# MATERIAL PROVIDED:
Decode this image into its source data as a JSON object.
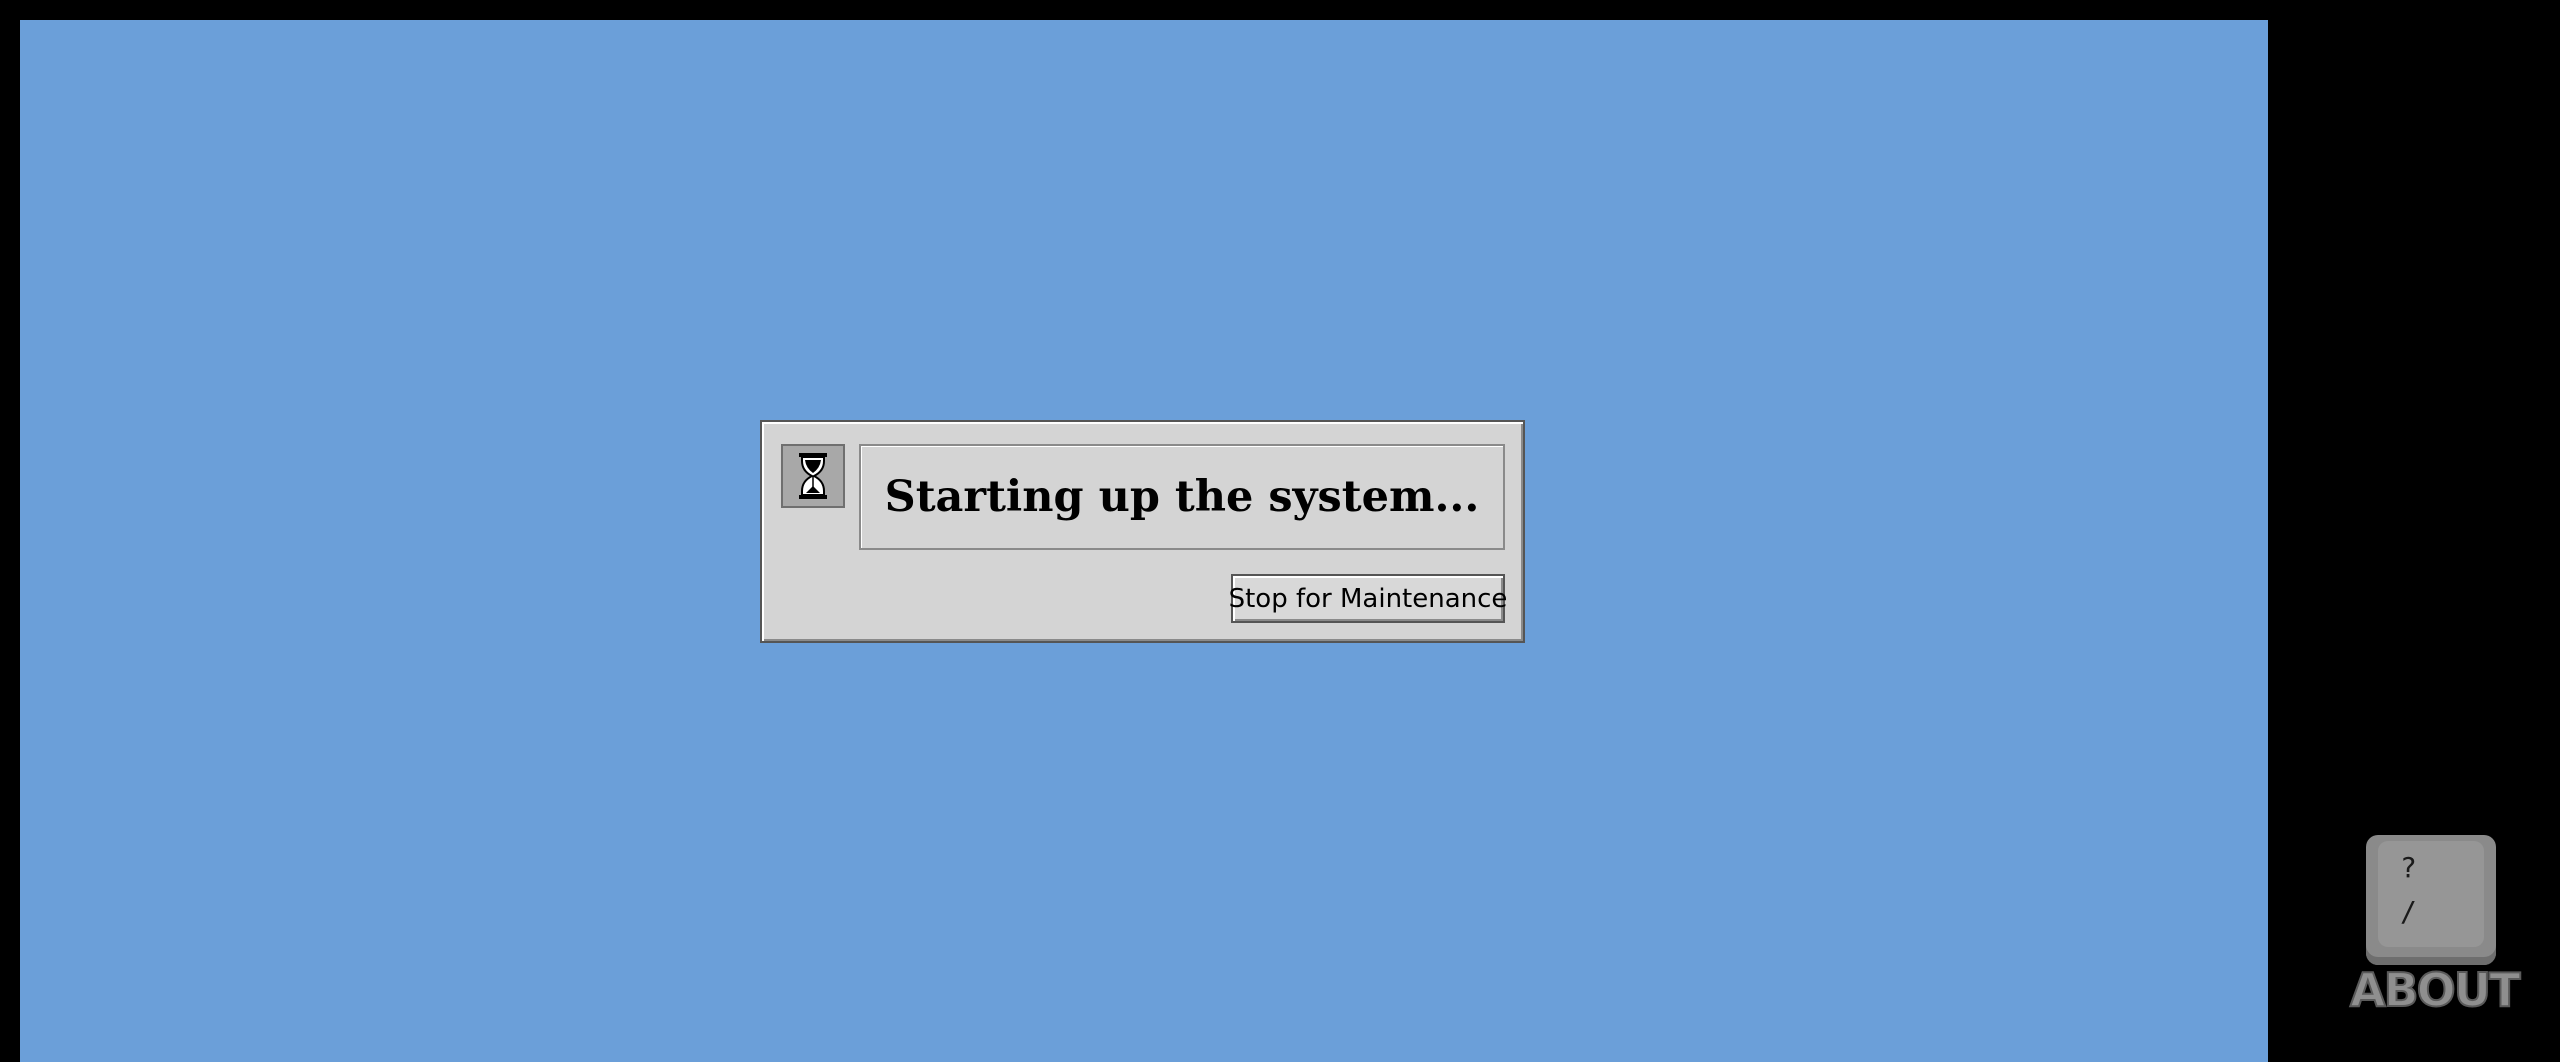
{
  "dialog": {
    "message": "Starting up the system...",
    "maintenance_button_label": "Stop for Maintenance",
    "icon": "hourglass-icon"
  },
  "about": {
    "key_upper": "?",
    "key_lower": "/",
    "label": "ABOUT"
  },
  "colors": {
    "desktop": "#6b9fd9",
    "outer": "#000000",
    "dialog_face": "#d4d4d4"
  }
}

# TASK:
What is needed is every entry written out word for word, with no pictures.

# RESPONSE:
Decode this image into its source data as a JSON object.
{
  "dialog": {
    "message": "Starting up the system...",
    "maintenance_button_label": "Stop for Maintenance",
    "icon": "hourglass-icon"
  },
  "about": {
    "key_upper": "?",
    "key_lower": "/",
    "label": "ABOUT"
  },
  "colors": {
    "desktop": "#6b9fd9",
    "outer": "#000000",
    "dialog_face": "#d4d4d4"
  }
}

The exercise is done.